A number of conversations today about how the ideation process can be so easily skewed bring up perhaps the biggest distortion factor of all: rewards. It’s long been known that the prospect of an extrinsic reward undermines a person’s creativity. I’m thinking along the lines of Alfie Cohn’s Punished by Rewards or Theresa Amabile’s work.
In Ideas Are Free we documented a parallel organizational effect.
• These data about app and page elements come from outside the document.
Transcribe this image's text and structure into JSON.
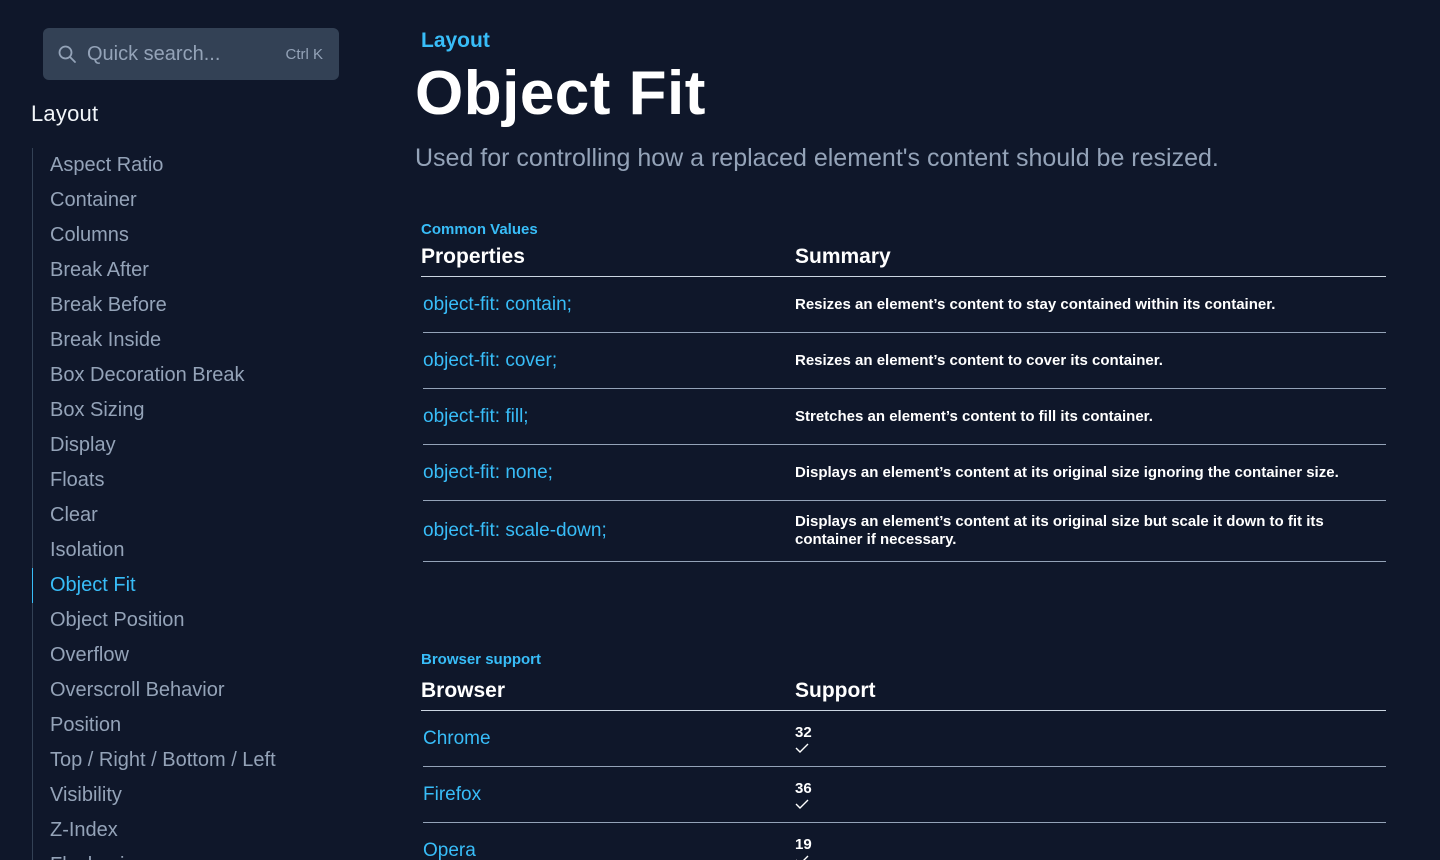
{
  "search": {
    "placeholder": "Quick search...",
    "shortcut": "Ctrl K",
    "icon": "search-icon"
  },
  "sidebar": {
    "heading": "Layout",
    "items": [
      {
        "label": "Aspect Ratio"
      },
      {
        "label": "Container"
      },
      {
        "label": "Columns"
      },
      {
        "label": "Break After"
      },
      {
        "label": "Break Before"
      },
      {
        "label": "Break Inside"
      },
      {
        "label": "Box Decoration Break"
      },
      {
        "label": "Box Sizing"
      },
      {
        "label": "Display"
      },
      {
        "label": "Floats"
      },
      {
        "label": "Clear"
      },
      {
        "label": "Isolation"
      },
      {
        "label": "Object Fit",
        "active": true
      },
      {
        "label": "Object Position"
      },
      {
        "label": "Overflow"
      },
      {
        "label": "Overscroll Behavior"
      },
      {
        "label": "Position"
      },
      {
        "label": "Top / Right / Bottom / Left"
      },
      {
        "label": "Visibility"
      },
      {
        "label": "Z-Index"
      },
      {
        "label": "Flexbasis"
      }
    ]
  },
  "page": {
    "category": "Layout",
    "title": "Object Fit",
    "description": "Used for controlling how a replaced element's content should be resized."
  },
  "values_table": {
    "section_label": "Common Values",
    "headers": [
      "Properties",
      "Summary"
    ],
    "rows": [
      {
        "property": "object-fit: contain;",
        "summary": "Resizes an element’s content to stay contained within its container."
      },
      {
        "property": "object-fit: cover;",
        "summary": "Resizes an element’s content to cover its container."
      },
      {
        "property": "object-fit: fill;",
        "summary": "Stretches an element’s content to fill its container."
      },
      {
        "property": "object-fit: none;",
        "summary": "Displays an element’s content at its original size ignoring the container size."
      },
      {
        "property": "object-fit: scale-down;",
        "summary": "Displays an element’s content at its original size but scale it down to fit its container if necessary."
      }
    ]
  },
  "browser_table": {
    "section_label": "Browser support",
    "headers": [
      "Browser",
      "Support"
    ],
    "rows": [
      {
        "browser": "Chrome",
        "version": "32",
        "supported": true
      },
      {
        "browser": "Firefox",
        "version": "36",
        "supported": true
      },
      {
        "browser": "Opera",
        "version": "19",
        "supported": true
      }
    ]
  },
  "colors": {
    "background": "#0f172a",
    "accent": "#38bdf8",
    "muted": "#94a3b8",
    "search_bg": "#334155"
  }
}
Organizations that offer potentially large rewards for individual ideas (the most common way is to give a percentage of each idea’s revenue or cost-savings back to the suggester) create an enormous distortion in the kinds of ideas that come in, create all kinds of bureaucracy and dysfunction, and end up getting fewer ideas than if they hadn’t offered rewards for ideas in the first place.
In 1892, John Patterson, CEO of NCR, and the Jack Welch of his era, started the first suggestion system in the United States. In 1905, wanting to get even more ideas from his workers, he doubled the rewards, and the ideas fell off. In the 1990s, Idemitsu Kosan, the Japanese energy services company abolished rewards, and the number of ideas doubled in three months.
Almost all of the companies in the Ideas Are Free study with low-performing systems used rewards, because their managers felt employees wouldn’t give in ideas without them. It was fascinating to us how so many managers had such faith in a tool that was actually working against them.